**Activity**:
An exact copy of every entry is needed, without any of the pictures.

Dataset rows describing interfaces:
Start of Block

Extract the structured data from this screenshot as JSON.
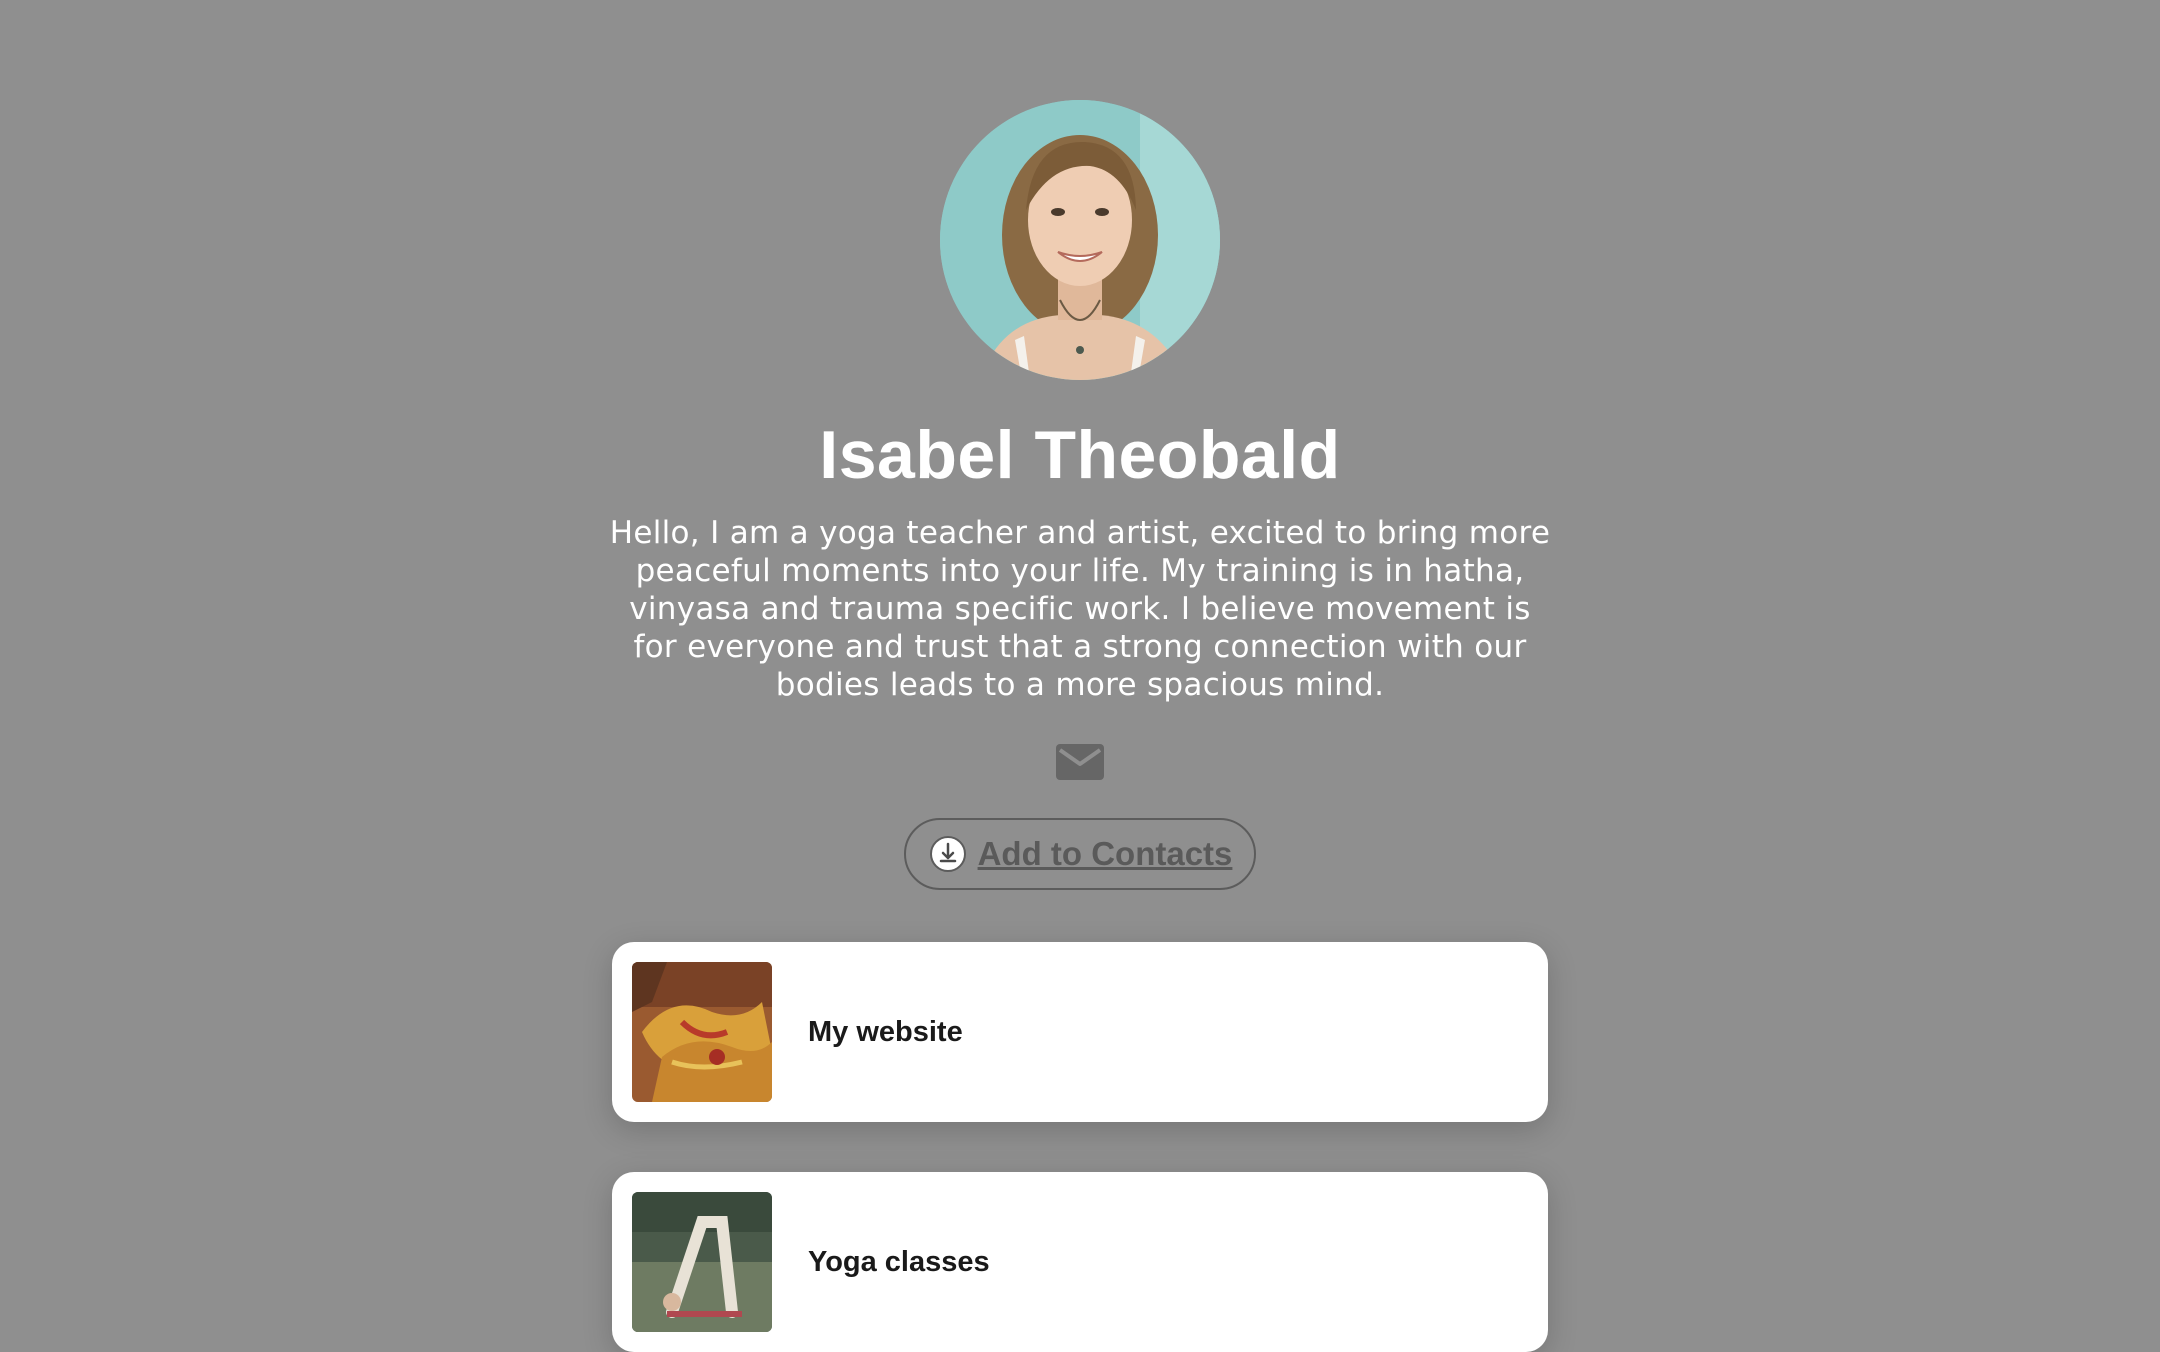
{
  "profile": {
    "name": "Isabel Theobald",
    "bio": "Hello, I am a yoga teacher and artist, excited to bring more peaceful moments into your life. My training is in hatha, vinyasa and trauma specific work. I believe movement is for everyone and trust that a strong connection with our bodies leads to a more spacious mind.",
    "avatar_icon": "profile-photo"
  },
  "actions": {
    "email_icon": "mail-icon",
    "add_contacts_label": "Add to Contacts",
    "add_contacts_icon": "download-icon"
  },
  "links": [
    {
      "label": "My website",
      "thumbnail": "painted-hands-image"
    },
    {
      "label": "Yoga classes",
      "thumbnail": "yoga-pose-image"
    }
  ],
  "colors": {
    "background": "#8f8f8f",
    "card": "#ffffff",
    "text_light": "#ffffff",
    "button_text": "#5a5a5a"
  }
}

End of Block

**Solved exercise**:
Extract the structured data from this screenshot as JSON.
{
  "profile": {
    "name": "Isabel Theobald",
    "bio": "Hello, I am a yoga teacher and artist, excited to bring more peaceful moments into your life. My training is in hatha, vinyasa and trauma specific work. I believe movement is for everyone and trust that a strong connection with our bodies leads to a more spacious mind.",
    "avatar_icon": "profile-photo"
  },
  "actions": {
    "email_icon": "mail-icon",
    "add_contacts_label": "Add to Contacts",
    "add_contacts_icon": "download-icon"
  },
  "links": [
    {
      "label": "My website",
      "thumbnail": "painted-hands-image"
    },
    {
      "label": "Yoga classes",
      "thumbnail": "yoga-pose-image"
    }
  ],
  "colors": {
    "background": "#8f8f8f",
    "card": "#ffffff",
    "text_light": "#ffffff",
    "button_text": "#5a5a5a"
  }
}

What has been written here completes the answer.